Task details »
Take the whole listing and reproduce it exactly, pictures excepted.

Record set »
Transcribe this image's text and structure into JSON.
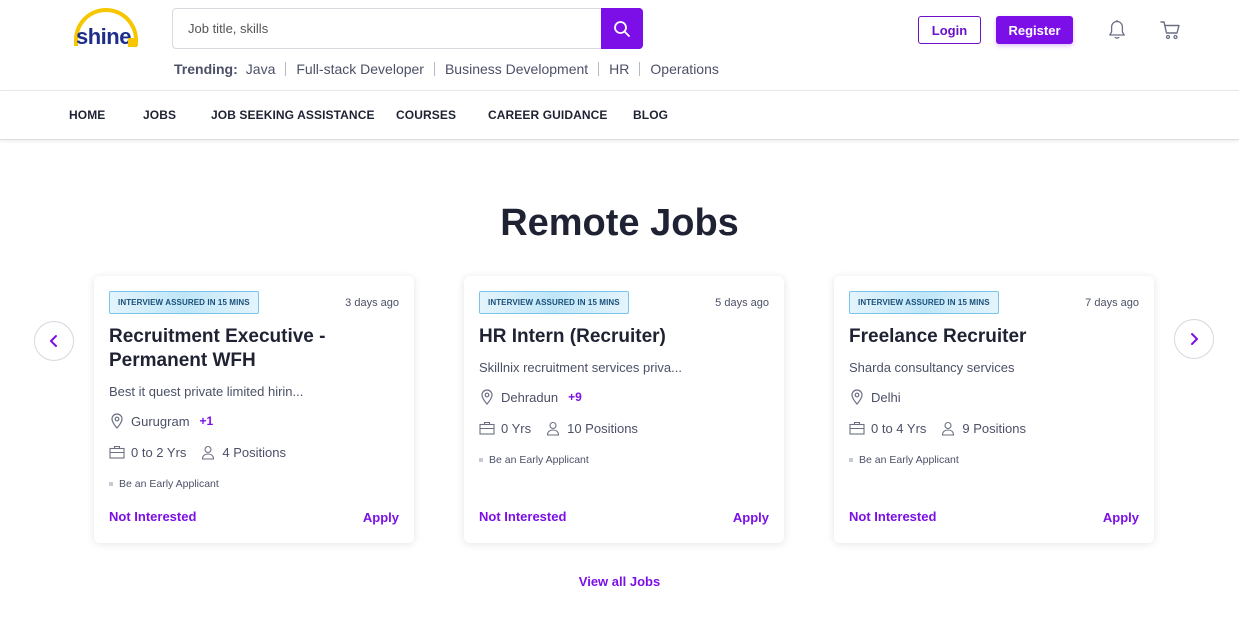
{
  "brand": {
    "logo_text": "shine",
    "accent": "#7c0fe8",
    "logo_yellow": "#f6c600"
  },
  "search": {
    "placeholder": "Job title, skills",
    "value": ""
  },
  "trending": {
    "label": "Trending:",
    "items": [
      "Java",
      "Full-stack Developer",
      "Business Development",
      "HR",
      "Operations"
    ]
  },
  "auth": {
    "login_label": "Login",
    "register_label": "Register"
  },
  "icons": {
    "search": "search-icon",
    "bell": "bell-icon",
    "cart": "cart-icon",
    "prev": "chevron-left-icon",
    "next": "chevron-right-icon"
  },
  "nav": {
    "items": [
      "HOME",
      "JOBS",
      "JOB SEEKING ASSISTANCE",
      "COURSES",
      "CAREER GUIDANCE",
      "BLOG"
    ]
  },
  "main": {
    "title": "Remote Jobs",
    "view_all_label": "View all Jobs",
    "cards": [
      {
        "badge": "INTERVIEW ASSURED IN 15 MINS",
        "posted": "3 days ago",
        "title": "Recruitment Executive - Permanent WFH",
        "company": "Best it quest private limited hirin...",
        "location": "Gurugram",
        "location_more": "+1",
        "experience": "0 to 2 Yrs",
        "positions": "4 Positions",
        "tag": "Be an Early Applicant",
        "not_interested": "Not Interested",
        "apply": "Apply"
      },
      {
        "badge": "INTERVIEW ASSURED IN 15 MINS",
        "posted": "5 days ago",
        "title": "HR Intern (Recruiter)",
        "company": "Skillnix recruitment services priva...",
        "location": "Dehradun",
        "location_more": "+9",
        "experience": "0 Yrs",
        "positions": "10 Positions",
        "tag": "Be an Early Applicant",
        "not_interested": "Not Interested",
        "apply": "Apply"
      },
      {
        "badge": "INTERVIEW ASSURED IN 15 MINS",
        "posted": "7 days ago",
        "title": "Freelance Recruiter",
        "company": "Sharda consultancy services",
        "location": "Delhi",
        "location_more": "",
        "experience": "0 to 4 Yrs",
        "positions": "9 Positions",
        "tag": "Be an Early Applicant",
        "not_interested": "Not Interested",
        "apply": "Apply"
      }
    ]
  }
}
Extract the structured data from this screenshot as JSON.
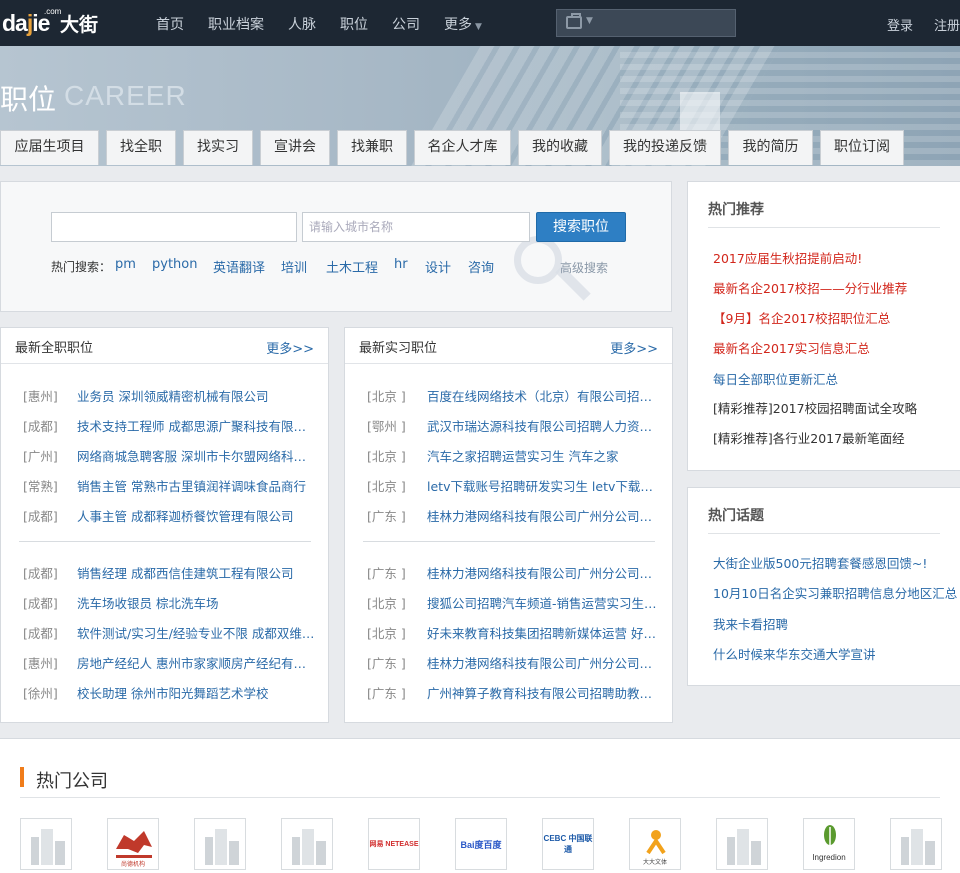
{
  "header": {
    "logo_en": "dajie",
    "logo_com": ".com",
    "logo_cn": "大街",
    "nav": [
      "首页",
      "职业档案",
      "人脉",
      "职位",
      "公司",
      "更多"
    ],
    "login": "登录",
    "register": "注册"
  },
  "banner": {
    "title": "职位",
    "subtitle": "CAREER",
    "tabs": [
      "应届生项目",
      "找全职",
      "找实习",
      "宣讲会",
      "找兼职",
      "名企人才库",
      "我的收藏",
      "我的投递反馈",
      "我的简历",
      "职位订阅"
    ]
  },
  "search": {
    "city_placeholder": "请输入城市名称",
    "button": "搜索职位",
    "hot_label": "热门搜索：",
    "hot_keywords": [
      "pm",
      "python",
      "英语翻译",
      "培训",
      "土木工程",
      "hr",
      "设计",
      "咨询"
    ],
    "advanced": "高级搜索"
  },
  "fulltime": {
    "title": "最新全职职位",
    "more": "更多>>",
    "rows": [
      {
        "city": "[惠州]",
        "job": "业务员  深圳领威精密机械有限公司"
      },
      {
        "city": "[成都]",
        "job": "技术支持工程师  成都思源广聚科技有限公司"
      },
      {
        "city": "[广州]",
        "job": "网络商城急聘客服  深圳市卡尔盟网络科技有限公司"
      },
      {
        "city": "[常熟]",
        "job": "销售主管  常熟市古里镇润祥调味食品商行"
      },
      {
        "city": "[成都]",
        "job": "人事主管  成都释迦桥餐饮管理有限公司"
      },
      {
        "city": "[成都]",
        "job": "销售经理  成都西信佳建筑工程有限公司"
      },
      {
        "city": "[成都]",
        "job": "洗车场收银员  棕北洗车场"
      },
      {
        "city": "[成都]",
        "job": "软件测试/实习生/经验专业不限  成都双维科技有限公司"
      },
      {
        "city": "[惠州]",
        "job": "房地产经纪人  惠州市家家顺房产经纪有限公司"
      },
      {
        "city": "[徐州]",
        "job": "校长助理  徐州市阳光舞蹈艺术学校"
      }
    ]
  },
  "intern": {
    "title": "最新实习职位",
    "more": "更多>>",
    "rows": [
      {
        "city": "[北京 ]",
        "job": "百度在线网络技术（北京）有限公司招聘实习生"
      },
      {
        "city": "[鄂州 ]",
        "job": "武汉市瑞达源科技有限公司招聘人力资源实习生"
      },
      {
        "city": "[北京 ]",
        "job": "汽车之家招聘运营实习生  汽车之家"
      },
      {
        "city": "[北京 ]",
        "job": "letv下载账号招聘研发实习生  letv下载账号"
      },
      {
        "city": "[广东 ]",
        "job": "桂林力港网络科技有限公司广州分公司招聘实习生"
      },
      {
        "city": "[广东 ]",
        "job": "桂林力港网络科技有限公司广州分公司招聘实习生"
      },
      {
        "city": "[北京 ]",
        "job": "搜狐公司招聘汽车频道-销售运营实习生  搜狐公司"
      },
      {
        "city": "[北京 ]",
        "job": "好未来教育科技集团招聘新媒体运营  好未来教育"
      },
      {
        "city": "[广东 ]",
        "job": "桂林力港网络科技有限公司广州分公司招聘实习生"
      },
      {
        "city": "[广东 ]",
        "job": "广州神算子教育科技有限公司招聘助教实习生"
      }
    ]
  },
  "recommend": {
    "title": "热门推荐",
    "items": [
      {
        "text": "2017应届生秋招提前启动!",
        "color": "#d2261b"
      },
      {
        "text": "最新名企2017校招——分行业推荐",
        "color": "#d2261b"
      },
      {
        "text": "【9月】名企2017校招职位汇总",
        "color": "#d2261b"
      },
      {
        "text": "最新名企2017实习信息汇总",
        "color": "#d2261b"
      },
      {
        "text": "每日全部职位更新汇总",
        "color": "#2a6aa8"
      },
      {
        "text": "[精彩推荐]2017校园招聘面试全攻略",
        "color": "#333333"
      },
      {
        "text": "[精彩推荐]各行业2017最新笔面经",
        "color": "#333333"
      }
    ]
  },
  "topics": {
    "title": "热门话题",
    "items": [
      "大街企业版500元招聘套餐感恩回馈~!",
      "10月10日名企实习兼职招聘信息分地区汇总",
      "我来卡看招聘",
      "什么时候来华东交通大学宣讲"
    ]
  },
  "companies": {
    "title": "热门公司",
    "logos": [
      {
        "icon": "building-placeholder-icon"
      },
      {
        "icon": "company-logo",
        "text": "尚德机构"
      },
      {
        "icon": "building-placeholder-icon"
      },
      {
        "icon": "building-placeholder-icon"
      },
      {
        "icon": "company-logo",
        "text": "网易 NETEASE"
      },
      {
        "icon": "company-logo",
        "text": "Bai度百度"
      },
      {
        "icon": "company-logo",
        "text": "CEBC 中国联通"
      },
      {
        "icon": "company-logo",
        "text": "大大文体"
      },
      {
        "icon": "building-placeholder-icon"
      },
      {
        "icon": "company-logo",
        "text": "Ingredion"
      },
      {
        "icon": "building-placeholder-icon"
      }
    ]
  }
}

Expected answer »
Transcribe this image's text and structure into JSON.
{
  "brand": {
    "logo_text": "shine",
    "accent": "#7c0fe8",
    "logo_yellow": "#f6c600"
  },
  "search": {
    "placeholder": "Job title, skills",
    "value": ""
  },
  "trending": {
    "label": "Trending:",
    "items": [
      "Java",
      "Full-stack Developer",
      "Business Development",
      "HR",
      "Operations"
    ]
  },
  "auth": {
    "login_label": "Login",
    "register_label": "Register"
  },
  "icons": {
    "search": "search-icon",
    "bell": "bell-icon",
    "cart": "cart-icon",
    "prev": "chevron-left-icon",
    "next": "chevron-right-icon"
  },
  "nav": {
    "items": [
      "HOME",
      "JOBS",
      "JOB SEEKING ASSISTANCE",
      "COURSES",
      "CAREER GUIDANCE",
      "BLOG"
    ]
  },
  "main": {
    "title": "Remote Jobs",
    "view_all_label": "View all Jobs",
    "cards": [
      {
        "badge": "INTERVIEW ASSURED IN 15 MINS",
        "posted": "3 days ago",
        "title": "Recruitment Executive - Permanent WFH",
        "company": "Best it quest private limited hirin...",
        "location": "Gurugram",
        "location_more": "+1",
        "experience": "0 to 2 Yrs",
        "positions": "4 Positions",
        "tag": "Be an Early Applicant",
        "not_interested": "Not Interested",
        "apply": "Apply"
      },
      {
        "badge": "INTERVIEW ASSURED IN 15 MINS",
        "posted": "5 days ago",
        "title": "HR Intern (Recruiter)",
        "company": "Skillnix recruitment services priva...",
        "location": "Dehradun",
        "location_more": "+9",
        "experience": "0 Yrs",
        "positions": "10 Positions",
        "tag": "Be an Early Applicant",
        "not_interested": "Not Interested",
        "apply": "Apply"
      },
      {
        "badge": "INTERVIEW ASSURED IN 15 MINS",
        "posted": "7 days ago",
        "title": "Freelance Recruiter",
        "company": "Sharda consultancy services",
        "location": "Delhi",
        "location_more": "",
        "experience": "0 to 4 Yrs",
        "positions": "9 Positions",
        "tag": "Be an Early Applicant",
        "not_interested": "Not Interested",
        "apply": "Apply"
      }
    ]
  }
}
Extract the structured data from this screenshot as JSON.
{
  "header": {
    "logo_en": "dajie",
    "logo_com": ".com",
    "logo_cn": "大街",
    "nav": [
      "首页",
      "职业档案",
      "人脉",
      "职位",
      "公司",
      "更多"
    ],
    "login": "登录",
    "register": "注册"
  },
  "banner": {
    "title": "职位",
    "subtitle": "CAREER",
    "tabs": [
      "应届生项目",
      "找全职",
      "找实习",
      "宣讲会",
      "找兼职",
      "名企人才库",
      "我的收藏",
      "我的投递反馈",
      "我的简历",
      "职位订阅"
    ]
  },
  "search": {
    "city_placeholder": "请输入城市名称",
    "button": "搜索职位",
    "hot_label": "热门搜索：",
    "hot_keywords": [
      "pm",
      "python",
      "英语翻译",
      "培训",
      "土木工程",
      "hr",
      "设计",
      "咨询"
    ],
    "advanced": "高级搜索"
  },
  "fulltime": {
    "title": "最新全职职位",
    "more": "更多>>",
    "rows": [
      {
        "city": "[惠州]",
        "job": "业务员  深圳领威精密机械有限公司"
      },
      {
        "city": "[成都]",
        "job": "技术支持工程师  成都思源广聚科技有限公司"
      },
      {
        "city": "[广州]",
        "job": "网络商城急聘客服  深圳市卡尔盟网络科技有限公司"
      },
      {
        "city": "[常熟]",
        "job": "销售主管  常熟市古里镇润祥调味食品商行"
      },
      {
        "city": "[成都]",
        "job": "人事主管  成都释迦桥餐饮管理有限公司"
      },
      {
        "city": "[成都]",
        "job": "销售经理  成都西信佳建筑工程有限公司"
      },
      {
        "city": "[成都]",
        "job": "洗车场收银员  棕北洗车场"
      },
      {
        "city": "[成都]",
        "job": "软件测试/实习生/经验专业不限  成都双维科技有限公司"
      },
      {
        "city": "[惠州]",
        "job": "房地产经纪人  惠州市家家顺房产经纪有限公司"
      },
      {
        "city": "[徐州]",
        "job": "校长助理  徐州市阳光舞蹈艺术学校"
      }
    ]
  },
  "intern": {
    "title": "最新实习职位",
    "more": "更多>>",
    "rows": [
      {
        "city": "[北京 ]",
        "job": "百度在线网络技术（北京）有限公司招聘实习生"
      },
      {
        "city": "[鄂州 ]",
        "job": "武汉市瑞达源科技有限公司招聘人力资源实习生"
      },
      {
        "city": "[北京 ]",
        "job": "汽车之家招聘运营实习生  汽车之家"
      },
      {
        "city": "[北京 ]",
        "job": "letv下载账号招聘研发实习生  letv下载账号"
      },
      {
        "city": "[广东 ]",
        "job": "桂林力港网络科技有限公司广州分公司招聘实习生"
      },
      {
        "city": "[广东 ]",
        "job": "桂林力港网络科技有限公司广州分公司招聘实习生"
      },
      {
        "city": "[北京 ]",
        "job": "搜狐公司招聘汽车频道-销售运营实习生  搜狐公司"
      },
      {
        "city": "[北京 ]",
        "job": "好未来教育科技集团招聘新媒体运营  好未来教育"
      },
      {
        "city": "[广东 ]",
        "job": "桂林力港网络科技有限公司广州分公司招聘实习生"
      },
      {
        "city": "[广东 ]",
        "job": "广州神算子教育科技有限公司招聘助教实习生"
      }
    ]
  },
  "recommend": {
    "title": "热门推荐",
    "items": [
      {
        "text": "2017应届生秋招提前启动!",
        "color": "#d2261b"
      },
      {
        "text": "最新名企2017校招——分行业推荐",
        "color": "#d2261b"
      },
      {
        "text": "【9月】名企2017校招职位汇总",
        "color": "#d2261b"
      },
      {
        "text": "最新名企2017实习信息汇总",
        "color": "#d2261b"
      },
      {
        "text": "每日全部职位更新汇总",
        "color": "#2a6aa8"
      },
      {
        "text": "[精彩推荐]2017校园招聘面试全攻略",
        "color": "#333333"
      },
      {
        "text": "[精彩推荐]各行业2017最新笔面经",
        "color": "#333333"
      }
    ]
  },
  "topics": {
    "title": "热门话题",
    "items": [
      "大街企业版500元招聘套餐感恩回馈~!",
      "10月10日名企实习兼职招聘信息分地区汇总",
      "我来卡看招聘",
      "什么时候来华东交通大学宣讲"
    ]
  },
  "companies": {
    "title": "热门公司",
    "logos": [
      {
        "icon": "building-placeholder-icon"
      },
      {
        "icon": "company-logo",
        "text": "尚德机构"
      },
      {
        "icon": "building-placeholder-icon"
      },
      {
        "icon": "building-placeholder-icon"
      },
      {
        "icon": "company-logo",
        "text": "网易 NETEASE"
      },
      {
        "icon": "company-logo",
        "text": "Bai度百度"
      },
      {
        "icon": "company-logo",
        "text": "CEBC 中国联通"
      },
      {
        "icon": "company-logo",
        "text": "大大文体"
      },
      {
        "icon": "building-placeholder-icon"
      },
      {
        "icon": "company-logo",
        "text": "Ingredion"
      },
      {
        "icon": "building-placeholder-icon"
      }
    ]
  }
}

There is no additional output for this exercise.